17.22 | Nature Notes (May 28 – Jun 3)

Photo of Big-toothed Poplar seeds

Highlights of the Week

Most evergreen trees have pushed out (or are in the process of pushing out) new light-green growth. The feel of the soft branch tips of some species (like Balsam Fir, American Larch, and the Norway Spruce in my backyard) reminds me of Koosh balls.

Countless, fluffy seeds of Big-toothed and Quaking Poplars fall like spring snowflakes from tree tops.
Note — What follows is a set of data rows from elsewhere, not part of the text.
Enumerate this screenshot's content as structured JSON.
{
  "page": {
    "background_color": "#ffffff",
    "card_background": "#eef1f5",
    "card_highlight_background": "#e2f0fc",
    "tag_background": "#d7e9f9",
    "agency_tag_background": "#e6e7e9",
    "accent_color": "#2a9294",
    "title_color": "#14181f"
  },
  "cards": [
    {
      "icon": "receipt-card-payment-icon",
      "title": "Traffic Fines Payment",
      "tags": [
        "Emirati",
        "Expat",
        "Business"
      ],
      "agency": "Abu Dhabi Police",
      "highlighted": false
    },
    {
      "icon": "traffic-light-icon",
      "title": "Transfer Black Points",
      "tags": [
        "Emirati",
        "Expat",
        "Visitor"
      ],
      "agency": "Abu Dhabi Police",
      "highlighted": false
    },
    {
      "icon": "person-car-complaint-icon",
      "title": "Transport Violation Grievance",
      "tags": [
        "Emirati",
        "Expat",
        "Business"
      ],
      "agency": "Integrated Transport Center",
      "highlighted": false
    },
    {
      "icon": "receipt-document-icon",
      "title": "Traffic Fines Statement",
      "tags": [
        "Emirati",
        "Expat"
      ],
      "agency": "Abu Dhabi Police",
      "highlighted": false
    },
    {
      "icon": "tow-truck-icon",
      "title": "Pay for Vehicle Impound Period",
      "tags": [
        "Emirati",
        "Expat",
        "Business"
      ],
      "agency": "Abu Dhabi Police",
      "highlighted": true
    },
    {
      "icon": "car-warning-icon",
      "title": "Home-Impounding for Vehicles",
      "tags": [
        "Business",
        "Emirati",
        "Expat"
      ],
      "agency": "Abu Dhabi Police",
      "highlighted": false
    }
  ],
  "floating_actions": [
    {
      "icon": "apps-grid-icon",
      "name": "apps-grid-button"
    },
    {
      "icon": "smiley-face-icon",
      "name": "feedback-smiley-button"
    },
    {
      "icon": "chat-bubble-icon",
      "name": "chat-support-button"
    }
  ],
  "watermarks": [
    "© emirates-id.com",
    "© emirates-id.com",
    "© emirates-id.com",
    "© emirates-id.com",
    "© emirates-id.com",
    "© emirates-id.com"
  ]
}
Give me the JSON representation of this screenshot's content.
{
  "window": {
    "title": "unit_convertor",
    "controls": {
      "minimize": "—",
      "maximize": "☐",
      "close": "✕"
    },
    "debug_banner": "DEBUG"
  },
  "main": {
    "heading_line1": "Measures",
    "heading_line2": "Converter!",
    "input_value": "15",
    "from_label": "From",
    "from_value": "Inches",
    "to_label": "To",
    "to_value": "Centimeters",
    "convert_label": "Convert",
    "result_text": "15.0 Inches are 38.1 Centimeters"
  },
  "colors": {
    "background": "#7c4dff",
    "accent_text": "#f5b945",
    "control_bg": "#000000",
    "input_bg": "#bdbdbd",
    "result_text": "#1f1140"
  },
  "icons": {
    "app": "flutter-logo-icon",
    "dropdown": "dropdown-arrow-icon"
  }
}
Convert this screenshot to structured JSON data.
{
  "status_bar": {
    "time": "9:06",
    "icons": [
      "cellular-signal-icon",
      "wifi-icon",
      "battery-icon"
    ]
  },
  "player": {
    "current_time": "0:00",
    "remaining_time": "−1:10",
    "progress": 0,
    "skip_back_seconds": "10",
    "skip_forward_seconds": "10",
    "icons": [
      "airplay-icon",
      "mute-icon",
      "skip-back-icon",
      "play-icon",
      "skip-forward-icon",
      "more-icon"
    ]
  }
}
I saw or heard a handful of FOY birds in my travels, including: Olive-sided Flycatcher and Saltmarsh Sparrow in York County; Mourning Warbler, Yellow-bellied Flycatcher, Bicknell's Thrush, and Black-backed Woodpecker in Franklin County; and Atlantic Puffin and Arctic Tern at Petit Manan Island in Washington County.

Wild Edible of the Week

I ate about a dozen peeled Curly Dock shoots.

Nature Challenge of the Week (for you, the reader)

Visit a local wetland to find at least 2 dragonfly species.


 

Patreon logo

My work as a naturalist is supported by readers like you. To pledge a monthly contribution of $1 or more, please visit Patreon. Thank you!